Willie Tarver, 78, died Friday at his home in Wadley.
"He and his wife are two of the finest people I know. He is going to be missed," said Beth Moore, a neighbor of about 30 years. "He was a good man. He really was. He was just always so nice. He was an exceptional artist. His work is just so unique."
Nicole McLeod, the director of marketing for the Morris Museum of Art, said a welded metal and enamel paint piece was given to the museum in 2008 by a donor. It's of a dragon but is untitled, she said.
"This and others have been on display a few times over the years," she said. "He was also a featured artist at the Morris' Folk Art Fest five years ago."
There is art work he created for an area in Atlanta when the Olympics were held there. It's called Tarver's Folk Art Park and is on the corner of Piedmont Avenue and Baker Street.
There are also works of his on permanent display around the county. Louisville Academy displays two of his sculptures in a garden area with other sculptures. One is of a dragon. The other is a metal eagle.
Moore and her son, Tim, remember Tarver driving a truck that the artist had made to look like an airplane.

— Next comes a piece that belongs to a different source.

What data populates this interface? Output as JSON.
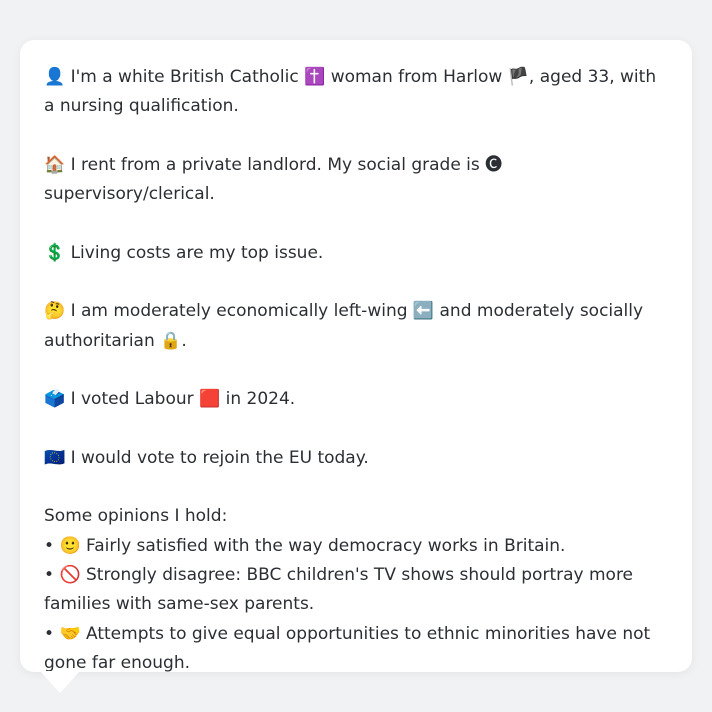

He put wings on the vehicle and painted it black, she said.
"He drove it around all over the place," she said.
Before Tarver died from lung cancer at home, one of his sons, Monroe Tarver said there had been two or three recent hospital stays.

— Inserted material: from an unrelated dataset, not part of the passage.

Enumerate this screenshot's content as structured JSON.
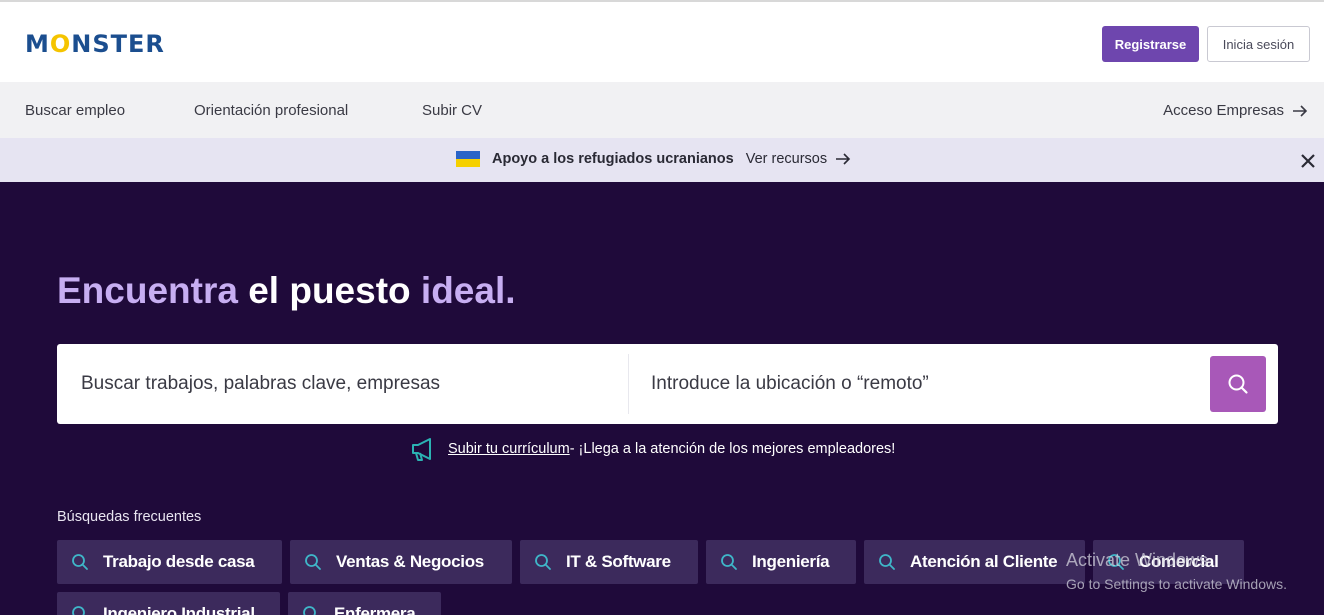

Monroe said his father had work as far away as Washington, D.C.; Atlanta and Florida. He had exhibited at the Telfair Museum in Savannah, Monroe said.
"Canadian television did a documentary and came down and stayed over three days," Monroe said, adding that the crew slept in a Winnebago.